**Task objective:**
Excluding pictures, give the entries again exactly as they appear.
--- START ---
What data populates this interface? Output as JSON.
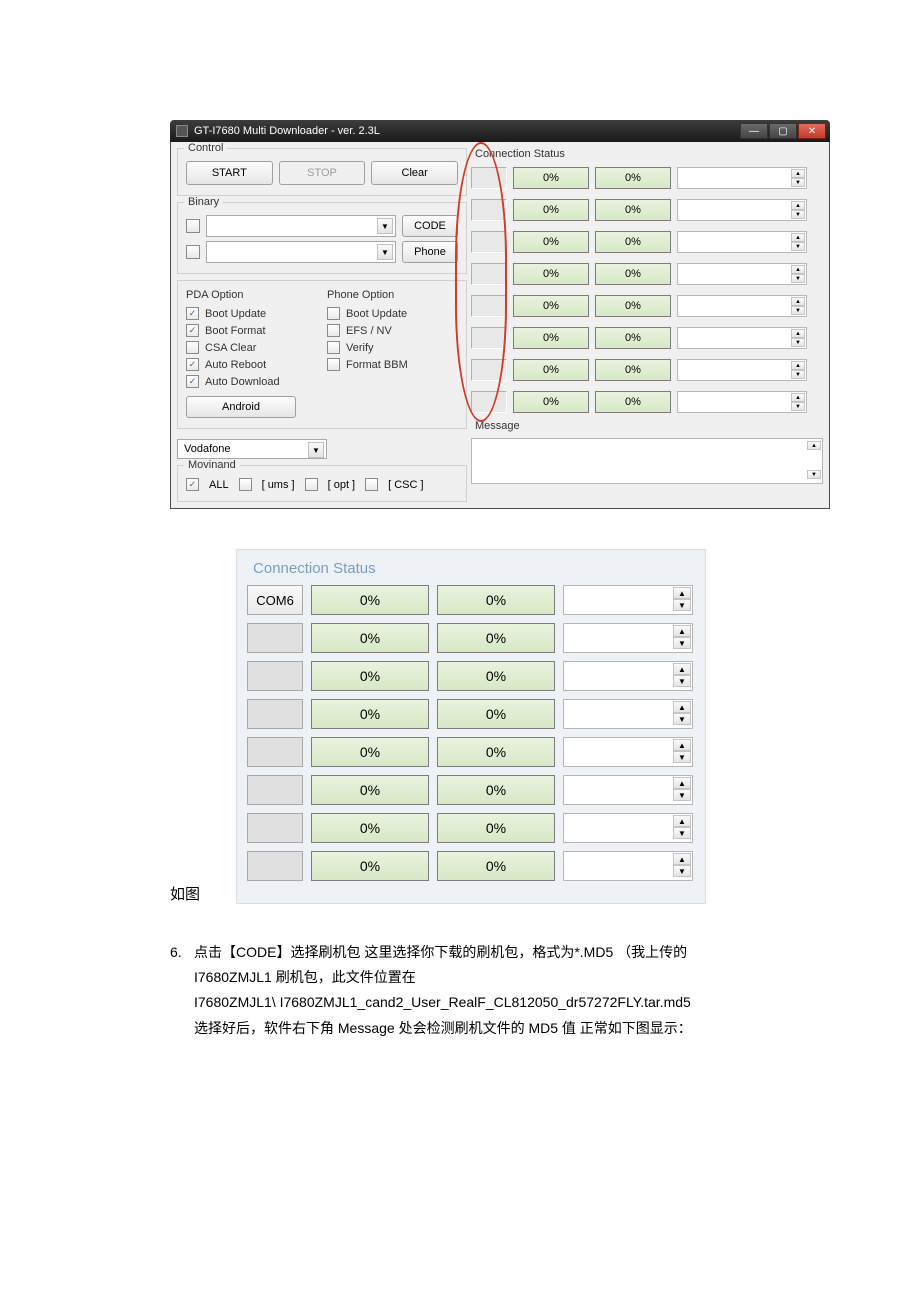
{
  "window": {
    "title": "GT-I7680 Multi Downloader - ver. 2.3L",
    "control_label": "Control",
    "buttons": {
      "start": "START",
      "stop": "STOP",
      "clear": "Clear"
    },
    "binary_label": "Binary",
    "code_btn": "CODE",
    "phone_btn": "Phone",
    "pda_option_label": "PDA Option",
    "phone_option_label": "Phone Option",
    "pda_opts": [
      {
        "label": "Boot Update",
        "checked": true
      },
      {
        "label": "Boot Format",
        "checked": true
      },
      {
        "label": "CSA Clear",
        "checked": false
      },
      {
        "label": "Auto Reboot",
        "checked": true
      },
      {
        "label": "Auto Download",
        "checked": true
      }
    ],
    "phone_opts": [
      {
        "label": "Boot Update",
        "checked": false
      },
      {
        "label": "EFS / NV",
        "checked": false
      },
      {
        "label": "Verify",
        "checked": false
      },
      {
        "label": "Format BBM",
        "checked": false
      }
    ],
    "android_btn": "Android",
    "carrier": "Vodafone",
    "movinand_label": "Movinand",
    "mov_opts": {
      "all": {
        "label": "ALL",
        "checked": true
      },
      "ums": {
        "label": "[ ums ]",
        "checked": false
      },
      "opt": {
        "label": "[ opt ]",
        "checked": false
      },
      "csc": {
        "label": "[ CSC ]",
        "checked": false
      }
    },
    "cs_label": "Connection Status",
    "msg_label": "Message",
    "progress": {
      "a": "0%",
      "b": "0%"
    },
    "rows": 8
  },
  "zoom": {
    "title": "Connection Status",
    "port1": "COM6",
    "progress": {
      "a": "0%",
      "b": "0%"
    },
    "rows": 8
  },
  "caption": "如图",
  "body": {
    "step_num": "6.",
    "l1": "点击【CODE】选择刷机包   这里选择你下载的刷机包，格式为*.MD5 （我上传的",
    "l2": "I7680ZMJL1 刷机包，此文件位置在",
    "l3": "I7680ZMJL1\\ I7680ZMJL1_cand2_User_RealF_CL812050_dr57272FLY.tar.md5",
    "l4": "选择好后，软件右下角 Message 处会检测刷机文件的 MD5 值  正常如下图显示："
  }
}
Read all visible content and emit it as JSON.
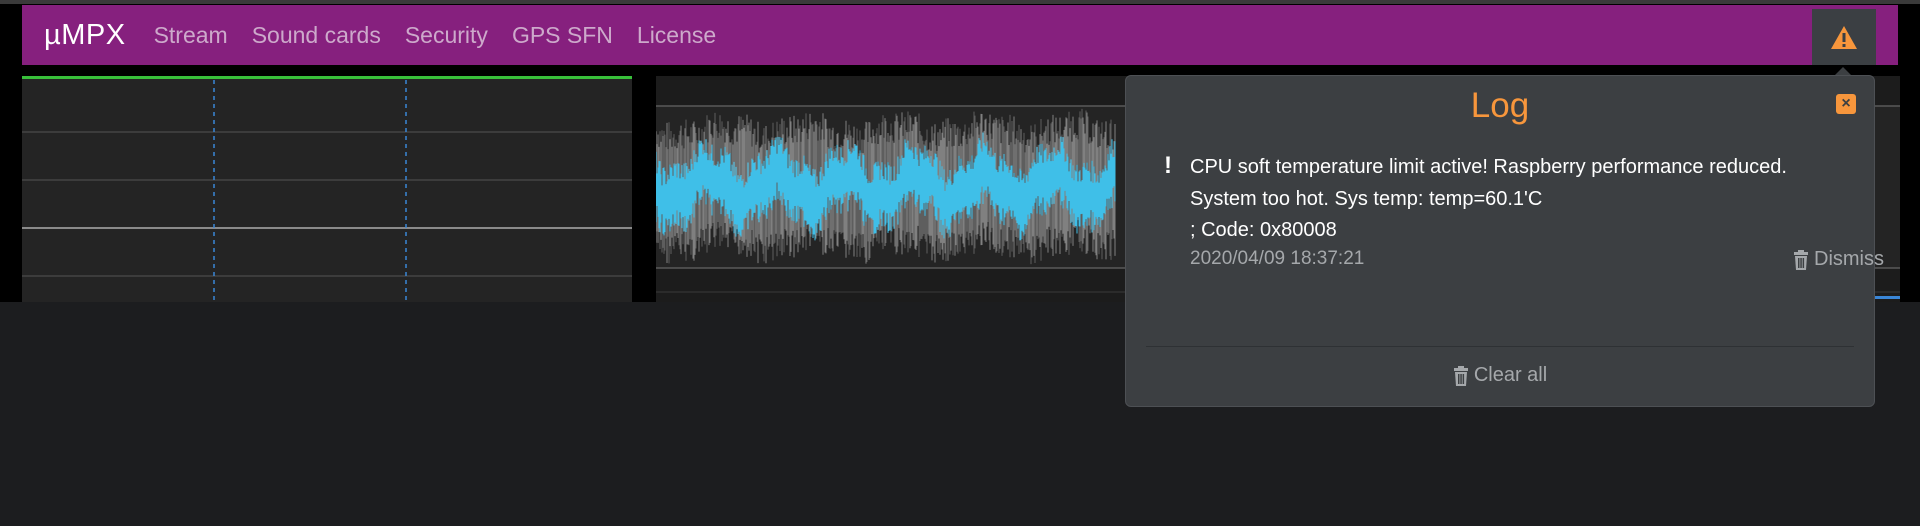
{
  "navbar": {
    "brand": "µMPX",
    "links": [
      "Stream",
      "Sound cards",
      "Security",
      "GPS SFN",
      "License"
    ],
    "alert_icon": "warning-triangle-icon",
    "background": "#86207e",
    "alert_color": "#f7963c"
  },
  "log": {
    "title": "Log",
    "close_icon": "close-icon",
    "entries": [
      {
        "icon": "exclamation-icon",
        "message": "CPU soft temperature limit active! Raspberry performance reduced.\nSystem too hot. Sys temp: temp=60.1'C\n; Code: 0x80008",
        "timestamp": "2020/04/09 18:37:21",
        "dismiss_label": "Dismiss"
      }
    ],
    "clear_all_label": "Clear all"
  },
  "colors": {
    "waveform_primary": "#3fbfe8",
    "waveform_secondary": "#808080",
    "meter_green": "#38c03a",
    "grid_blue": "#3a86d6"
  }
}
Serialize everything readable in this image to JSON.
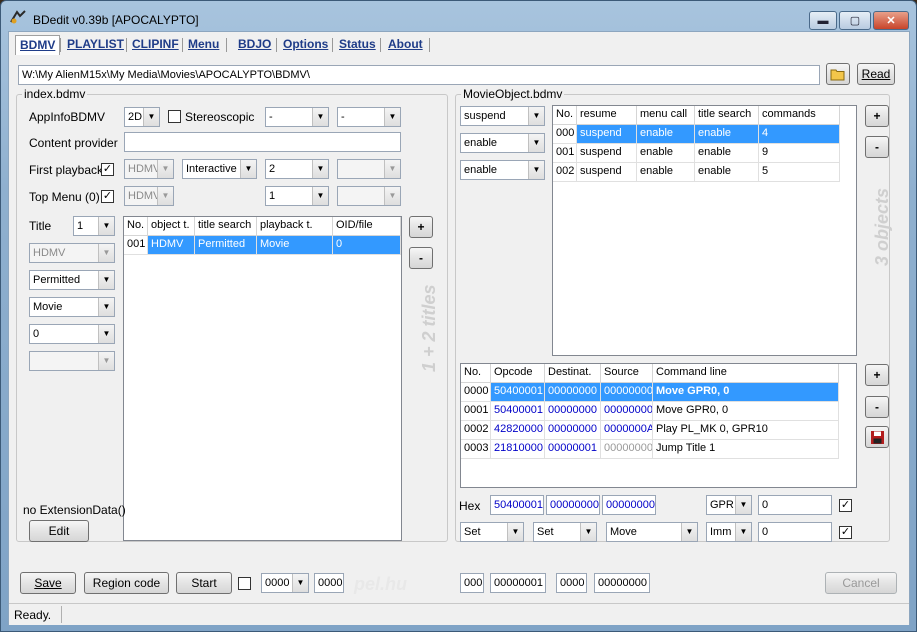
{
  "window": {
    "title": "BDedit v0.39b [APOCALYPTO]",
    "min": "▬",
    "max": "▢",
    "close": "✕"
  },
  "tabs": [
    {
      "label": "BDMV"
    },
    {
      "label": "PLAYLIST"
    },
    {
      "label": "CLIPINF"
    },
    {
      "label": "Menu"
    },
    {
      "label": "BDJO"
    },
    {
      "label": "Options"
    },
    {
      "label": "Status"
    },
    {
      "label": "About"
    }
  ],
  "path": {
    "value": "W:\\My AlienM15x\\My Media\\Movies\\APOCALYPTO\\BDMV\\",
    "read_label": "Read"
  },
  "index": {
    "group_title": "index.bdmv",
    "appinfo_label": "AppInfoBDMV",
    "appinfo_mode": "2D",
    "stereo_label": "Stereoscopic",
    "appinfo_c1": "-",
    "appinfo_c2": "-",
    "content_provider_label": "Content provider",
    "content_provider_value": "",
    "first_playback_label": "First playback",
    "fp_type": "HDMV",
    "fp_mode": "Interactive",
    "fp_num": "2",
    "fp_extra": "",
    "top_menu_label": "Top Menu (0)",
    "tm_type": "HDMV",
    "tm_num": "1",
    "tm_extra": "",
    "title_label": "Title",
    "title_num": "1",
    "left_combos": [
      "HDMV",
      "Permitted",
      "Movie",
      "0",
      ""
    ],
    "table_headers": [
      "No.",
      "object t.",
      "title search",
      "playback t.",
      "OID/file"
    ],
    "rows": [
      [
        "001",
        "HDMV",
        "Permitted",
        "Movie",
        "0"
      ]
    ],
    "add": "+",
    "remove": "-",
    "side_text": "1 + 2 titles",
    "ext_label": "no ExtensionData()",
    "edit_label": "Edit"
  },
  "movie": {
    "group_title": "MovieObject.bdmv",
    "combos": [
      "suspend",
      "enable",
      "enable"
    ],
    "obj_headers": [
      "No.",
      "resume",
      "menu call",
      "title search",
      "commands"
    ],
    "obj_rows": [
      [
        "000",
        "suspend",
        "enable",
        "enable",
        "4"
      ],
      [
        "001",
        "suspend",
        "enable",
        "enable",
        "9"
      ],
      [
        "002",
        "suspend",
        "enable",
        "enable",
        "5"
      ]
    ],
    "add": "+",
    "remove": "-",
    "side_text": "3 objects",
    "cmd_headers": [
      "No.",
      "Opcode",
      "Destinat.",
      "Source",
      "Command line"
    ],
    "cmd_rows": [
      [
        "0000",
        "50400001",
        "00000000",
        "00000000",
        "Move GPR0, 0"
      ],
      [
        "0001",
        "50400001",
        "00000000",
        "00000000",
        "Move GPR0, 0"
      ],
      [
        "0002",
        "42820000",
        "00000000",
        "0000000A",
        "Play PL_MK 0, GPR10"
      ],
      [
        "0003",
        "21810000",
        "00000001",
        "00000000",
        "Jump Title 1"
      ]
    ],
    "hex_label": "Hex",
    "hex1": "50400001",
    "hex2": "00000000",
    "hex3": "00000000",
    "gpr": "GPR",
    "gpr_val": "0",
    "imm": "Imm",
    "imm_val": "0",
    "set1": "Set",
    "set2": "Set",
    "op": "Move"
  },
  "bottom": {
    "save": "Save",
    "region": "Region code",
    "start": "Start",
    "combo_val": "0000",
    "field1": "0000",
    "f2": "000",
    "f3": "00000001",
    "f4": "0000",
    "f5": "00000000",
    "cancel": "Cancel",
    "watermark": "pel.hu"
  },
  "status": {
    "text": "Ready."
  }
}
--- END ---
**Response to the exercise:**
What data populates this interface? Output as JSON.
{
  "window": {
    "title": "GT-I7680 Multi Downloader - ver. 2.3L",
    "control_label": "Control",
    "buttons": {
      "start": "START",
      "stop": "STOP",
      "clear": "Clear"
    },
    "binary_label": "Binary",
    "code_btn": "CODE",
    "phone_btn": "Phone",
    "pda_option_label": "PDA Option",
    "phone_option_label": "Phone Option",
    "pda_opts": [
      {
        "label": "Boot Update",
        "checked": true
      },
      {
        "label": "Boot Format",
        "checked": true
      },
      {
        "label": "CSA Clear",
        "checked": false
      },
      {
        "label": "Auto Reboot",
        "checked": true
      },
      {
        "label": "Auto Download",
        "checked": true
      }
    ],
    "phone_opts": [
      {
        "label": "Boot Update",
        "checked": false
      },
      {
        "label": "EFS / NV",
        "checked": false
      },
      {
        "label": "Verify",
        "checked": false
      },
      {
        "label": "Format BBM",
        "checked": false
      }
    ],
    "android_btn": "Android",
    "carrier": "Vodafone",
    "movinand_label": "Movinand",
    "mov_opts": {
      "all": {
        "label": "ALL",
        "checked": true
      },
      "ums": {
        "label": "[ ums ]",
        "checked": false
      },
      "opt": {
        "label": "[ opt ]",
        "checked": false
      },
      "csc": {
        "label": "[ CSC ]",
        "checked": false
      }
    },
    "cs_label": "Connection Status",
    "msg_label": "Message",
    "progress": {
      "a": "0%",
      "b": "0%"
    },
    "rows": 8
  },
  "zoom": {
    "title": "Connection Status",
    "port1": "COM6",
    "progress": {
      "a": "0%",
      "b": "0%"
    },
    "rows": 8
  },
  "caption": "如图",
  "body": {
    "step_num": "6.",
    "l1": "点击【CODE】选择刷机包   这里选择你下载的刷机包，格式为*.MD5 （我上传的",
    "l2": "I7680ZMJL1 刷机包，此文件位置在",
    "l3": "I7680ZMJL1\\ I7680ZMJL1_cand2_User_RealF_CL812050_dr57272FLY.tar.md5",
    "l4": "选择好后，软件右下角 Message 处会检测刷机文件的 MD5 值  正常如下图显示："
  }
}
Read all visible content and emit it as JSON.
{
  "navbar": {
    "brand": "µMPX",
    "links": [
      "Stream",
      "Sound cards",
      "Security",
      "GPS SFN",
      "License"
    ],
    "alert_icon": "warning-triangle-icon",
    "background": "#86207e",
    "alert_color": "#f7963c"
  },
  "log": {
    "title": "Log",
    "close_icon": "close-icon",
    "entries": [
      {
        "icon": "exclamation-icon",
        "message": "CPU soft temperature limit active! Raspberry performance reduced.\nSystem too hot. Sys temp: temp=60.1'C\n; Code: 0x80008",
        "timestamp": "2020/04/09 18:37:21",
        "dismiss_label": "Dismiss"
      }
    ],
    "clear_all_label": "Clear all"
  },
  "colors": {
    "waveform_primary": "#3fbfe8",
    "waveform_secondary": "#808080",
    "meter_green": "#38c03a",
    "grid_blue": "#3a86d6"
  }
}
Serialize everything readable in this image to JSON.
{
  "window": {
    "title": "BDedit v0.39b [APOCALYPTO]",
    "min": "▬",
    "max": "▢",
    "close": "✕"
  },
  "tabs": [
    {
      "label": "BDMV"
    },
    {
      "label": "PLAYLIST"
    },
    {
      "label": "CLIPINF"
    },
    {
      "label": "Menu"
    },
    {
      "label": "BDJO"
    },
    {
      "label": "Options"
    },
    {
      "label": "Status"
    },
    {
      "label": "About"
    }
  ],
  "path": {
    "value": "W:\\My AlienM15x\\My Media\\Movies\\APOCALYPTO\\BDMV\\",
    "read_label": "Read"
  },
  "index": {
    "group_title": "index.bdmv",
    "appinfo_label": "AppInfoBDMV",
    "appinfo_mode": "2D",
    "stereo_label": "Stereoscopic",
    "appinfo_c1": "-",
    "appinfo_c2": "-",
    "content_provider_label": "Content provider",
    "content_provider_value": "",
    "first_playback_label": "First playback",
    "fp_type": "HDMV",
    "fp_mode": "Interactive",
    "fp_num": "2",
    "fp_extra": "",
    "top_menu_label": "Top Menu (0)",
    "tm_type": "HDMV",
    "tm_num": "1",
    "tm_extra": "",
    "title_label": "Title",
    "title_num": "1",
    "left_combos": [
      "HDMV",
      "Permitted",
      "Movie",
      "0",
      ""
    ],
    "table_headers": [
      "No.",
      "object t.",
      "title search",
      "playback t.",
      "OID/file"
    ],
    "rows": [
      [
        "001",
        "HDMV",
        "Permitted",
        "Movie",
        "0"
      ]
    ],
    "add": "+",
    "remove": "-",
    "side_text": "1 + 2 titles",
    "ext_label": "no ExtensionData()",
    "edit_label": "Edit"
  },
  "movie": {
    "group_title": "MovieObject.bdmv",
    "combos": [
      "suspend",
      "enable",
      "enable"
    ],
    "obj_headers": [
      "No.",
      "resume",
      "menu call",
      "title search",
      "commands"
    ],
    "obj_rows": [
      [
        "000",
        "suspend",
        "enable",
        "enable",
        "4"
      ],
      [
        "001",
        "suspend",
        "enable",
        "enable",
        "9"
      ],
      [
        "002",
        "suspend",
        "enable",
        "enable",
        "5"
      ]
    ],
    "add": "+",
    "remove": "-",
    "side_text": "3 objects",
    "cmd_headers": [
      "No.",
      "Opcode",
      "Destinat.",
      "Source",
      "Command line"
    ],
    "cmd_rows": [
      [
        "0000",
        "50400001",
        "00000000",
        "00000000",
        "Move GPR0, 0"
      ],
      [
        "0001",
        "50400001",
        "00000000",
        "00000000",
        "Move GPR0, 0"
      ],
      [
        "0002",
        "42820000",
        "00000000",
        "0000000A",
        "Play PL_MK 0, GPR10"
      ],
      [
        "0003",
        "21810000",
        "00000001",
        "00000000",
        "Jump Title 1"
      ]
    ],
    "hex_label": "Hex",
    "hex1": "50400001",
    "hex2": "00000000",
    "hex3": "00000000",
    "gpr": "GPR",
    "gpr_val": "0",
    "imm": "Imm",
    "imm_val": "0",
    "set1": "Set",
    "set2": "Set",
    "op": "Move"
  },
  "bottom": {
    "save": "Save",
    "region": "Region code",
    "start": "Start",
    "combo_val": "0000",
    "field1": "0000",
    "f2": "000",
    "f3": "00000001",
    "f4": "0000",
    "f5": "00000000",
    "cancel": "Cancel",
    "watermark": "pel.hu"
  },
  "status": {
    "text": "Ready."
  }
}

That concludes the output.